Monday, May 31, 2010

Some foods are like that.

There are dishes I make for the fun of the try, and never make again, and there are others that are crucial to the consistent and rhythmic spinning of my world. One such recipe is so ingrained into my life, that each episode of preparation takes me on a pilgrimage through several chapters of my past. Every single time I make it, memories fly through my mind like a windstorm, a gale leaving me unsteady from the force, the fragrance of loss, and community and laughter lingering in its wake.

You wouldn’t expect such personal drama to be evoked from a simple Caesar Salad, but this one is different. It’s my secret weapon, my Trojan horse. This salad catches people off guard, when they’re expecting something dull and ordinary, but instead are satisfied in an almost primal way. It leaves you feeling nourished, nurtured and completely satisfied, a simple meal that has somehow woven together the years, and the disparate pieces of my life.

This Caesar Salad has been a trusted companion through at least three of my recent past lives. When I was a family of four, it was a weekly tradition, eaten by candlelight, shared with two growing girls and a good-hearted man. The little one’s first triumph of reading came during one of those meals, a ritual-prayer the object of her determined syllabic odyssey.

It’s been present at countless community gatherings: family dinners, meals with girlfriends, holiday potlucks, and the like. Flashes from various events add to the soliloquy of images that come up each time I make this meal. I see a composite of myself over the past nine years, Caesar and red wine abounding, stories, jokes and dreams swapped with those who have co-starred in the story of my life. Some foods are like that. They hold a power over us, like Christmas rituals we refuse to let go, or birthday traditions that glue the years together.

What gets me every time I make it is thinking about how this salad has evolved over the years. It is not the same recipe I first attempted, and its evolution is a direct manifestation of those who’ve enjoyed it with me. The routine actions of seasoning croutons, buying dijon, and blending these basic ingredients, transport me to places in my memory where the ghosts of friends, current and former reside. Their influence is clearly visible as I ponder the unconventional additions I might toss into my final salad. As I sit down to eat, I send thanks to the universe for those who swept through my recollection while I prepared my meal. Each has been a significant part of my life at one point or another; each has left a culinary legacy that will linger, for as long as we make this salad.

Jen's Caesar Salad
Adapted from Bon Appetit July, 2001
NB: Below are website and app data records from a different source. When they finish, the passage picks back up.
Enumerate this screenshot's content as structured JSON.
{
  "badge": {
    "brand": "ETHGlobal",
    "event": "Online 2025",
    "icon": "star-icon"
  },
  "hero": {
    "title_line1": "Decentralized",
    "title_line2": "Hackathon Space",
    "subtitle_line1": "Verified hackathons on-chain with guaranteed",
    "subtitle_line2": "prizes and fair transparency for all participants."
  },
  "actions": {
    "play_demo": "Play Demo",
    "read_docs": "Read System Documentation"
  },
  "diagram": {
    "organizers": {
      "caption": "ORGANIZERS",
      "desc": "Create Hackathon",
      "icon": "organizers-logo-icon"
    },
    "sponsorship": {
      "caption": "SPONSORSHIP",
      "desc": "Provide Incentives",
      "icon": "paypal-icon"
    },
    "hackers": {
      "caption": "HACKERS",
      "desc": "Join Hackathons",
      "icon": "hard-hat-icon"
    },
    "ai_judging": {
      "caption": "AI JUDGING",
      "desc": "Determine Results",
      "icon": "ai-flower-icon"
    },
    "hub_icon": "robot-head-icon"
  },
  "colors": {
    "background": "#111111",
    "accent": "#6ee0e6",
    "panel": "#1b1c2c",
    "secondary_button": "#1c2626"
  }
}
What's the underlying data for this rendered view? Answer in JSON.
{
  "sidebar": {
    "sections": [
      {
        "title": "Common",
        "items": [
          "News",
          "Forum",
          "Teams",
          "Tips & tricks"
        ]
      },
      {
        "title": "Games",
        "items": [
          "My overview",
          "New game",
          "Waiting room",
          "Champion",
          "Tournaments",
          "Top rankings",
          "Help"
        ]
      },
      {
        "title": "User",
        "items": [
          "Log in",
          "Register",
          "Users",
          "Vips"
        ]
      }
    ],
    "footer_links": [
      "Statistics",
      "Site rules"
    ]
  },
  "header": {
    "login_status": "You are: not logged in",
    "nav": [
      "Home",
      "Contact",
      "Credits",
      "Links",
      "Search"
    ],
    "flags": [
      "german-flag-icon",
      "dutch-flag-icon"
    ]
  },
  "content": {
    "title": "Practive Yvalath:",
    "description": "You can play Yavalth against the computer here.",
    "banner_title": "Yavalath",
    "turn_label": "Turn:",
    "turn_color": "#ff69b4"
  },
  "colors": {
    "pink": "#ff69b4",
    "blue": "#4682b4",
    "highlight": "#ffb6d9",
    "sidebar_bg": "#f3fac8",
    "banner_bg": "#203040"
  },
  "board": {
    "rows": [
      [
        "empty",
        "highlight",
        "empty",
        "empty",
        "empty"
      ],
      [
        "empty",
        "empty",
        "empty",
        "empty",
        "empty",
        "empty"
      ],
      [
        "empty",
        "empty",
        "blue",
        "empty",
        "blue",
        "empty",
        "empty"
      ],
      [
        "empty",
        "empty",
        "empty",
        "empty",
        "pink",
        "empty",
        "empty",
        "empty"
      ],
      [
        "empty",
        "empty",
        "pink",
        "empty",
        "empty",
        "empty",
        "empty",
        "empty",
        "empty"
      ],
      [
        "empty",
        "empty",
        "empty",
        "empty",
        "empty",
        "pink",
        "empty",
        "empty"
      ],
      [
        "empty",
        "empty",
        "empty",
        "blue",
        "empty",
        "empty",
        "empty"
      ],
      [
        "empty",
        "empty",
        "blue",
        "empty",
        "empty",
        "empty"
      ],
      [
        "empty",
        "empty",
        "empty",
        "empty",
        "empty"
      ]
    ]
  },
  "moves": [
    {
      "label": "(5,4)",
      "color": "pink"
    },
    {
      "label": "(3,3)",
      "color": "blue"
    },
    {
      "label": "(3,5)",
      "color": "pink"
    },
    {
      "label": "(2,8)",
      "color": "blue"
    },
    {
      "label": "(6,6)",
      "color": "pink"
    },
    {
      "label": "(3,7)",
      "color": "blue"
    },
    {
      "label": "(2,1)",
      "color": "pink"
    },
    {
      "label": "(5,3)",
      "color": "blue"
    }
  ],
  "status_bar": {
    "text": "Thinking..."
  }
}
I love this salad and always have the ingredients on hand in my refrigerator. The dressing keeps well for a good month, so make a big batch and enjoy it at the end of a rough day, or throw it together for an impromptu meal with friends. It's delicious with sliced apples or grilled chicken added. Or, for an easy elegant meal, marinate a steak in olive oil, rosemary and garlic, salt and pepper the heck out of it, grill it and lay it thinly sliced atop the salad. Serve with a tasty bottle of red.

*Note to the anchovy averse: I was an anchovy avoider when I first made this recipe, yet I knew that the caesar dressings I'd enjoyed had anchovy in them, even though I couldn't taste it. I have experimented over the years, beginning with no anchovy, and increasing to almost following the recipe (16 filets!). The amount in this is minimal, but necessary. Trust me at least one time, open your mind, and take a risk; make it with the anchovies. I promise, you won't be sorry.

For dressing:
1 cup finely grated aged Parmesan cheese
3-5 anchovy fillets (depending on size and preference)
6 tablespoons fresh lemon juice
6 garlic cloves
4 tablespoons Dijon mustard
1 1/2 cups olive oil

For croutons:
Olive oil
1 garlic clove
Cayenne pepper
4 slices day old bread (I use my favorite multigrain)
Salt and fresh pepper

For salad:
Washed and coarsely torn romaine lettuce leaves
Large handful of arugula
freshly grated Parmesan cheese

Combine Parmesan, anchovies, lemon juice, garlic cloves, and mustard in processor; blend well, until it is a smooth paste. This may take a while, and the sound of the blender may drive you nuts, but keep at it until it is creamy and luscious looking. With processor running, slowly add olive oil. Season with salt and pepper.

Preheat oven to 325 degrees. Cut tip off garlic and peel. Rub garlic over al sides of the bread. Brush bread with olive oil and cut into bite sized cubes. Spread out bread cubes on rimmed baking sheet. Season generously with salt, pepper, and cayenne. Bake just until croutons are golden, tossing them about occasionally, 15-20 minutes.

Place romaine and arugula in a large bowl, along with any other ingredients you feel like adding. Add dressing a little at a time, and a handful of grated Parmesan cheese. Toss to coat. Add croutons and toss well.

1 comment:

  1. Great reminisce Jen. You're becoming quite the wordsmith :) Love the pics too. Keep at it....wondering if I've had this salad? I don't think so....hmmm.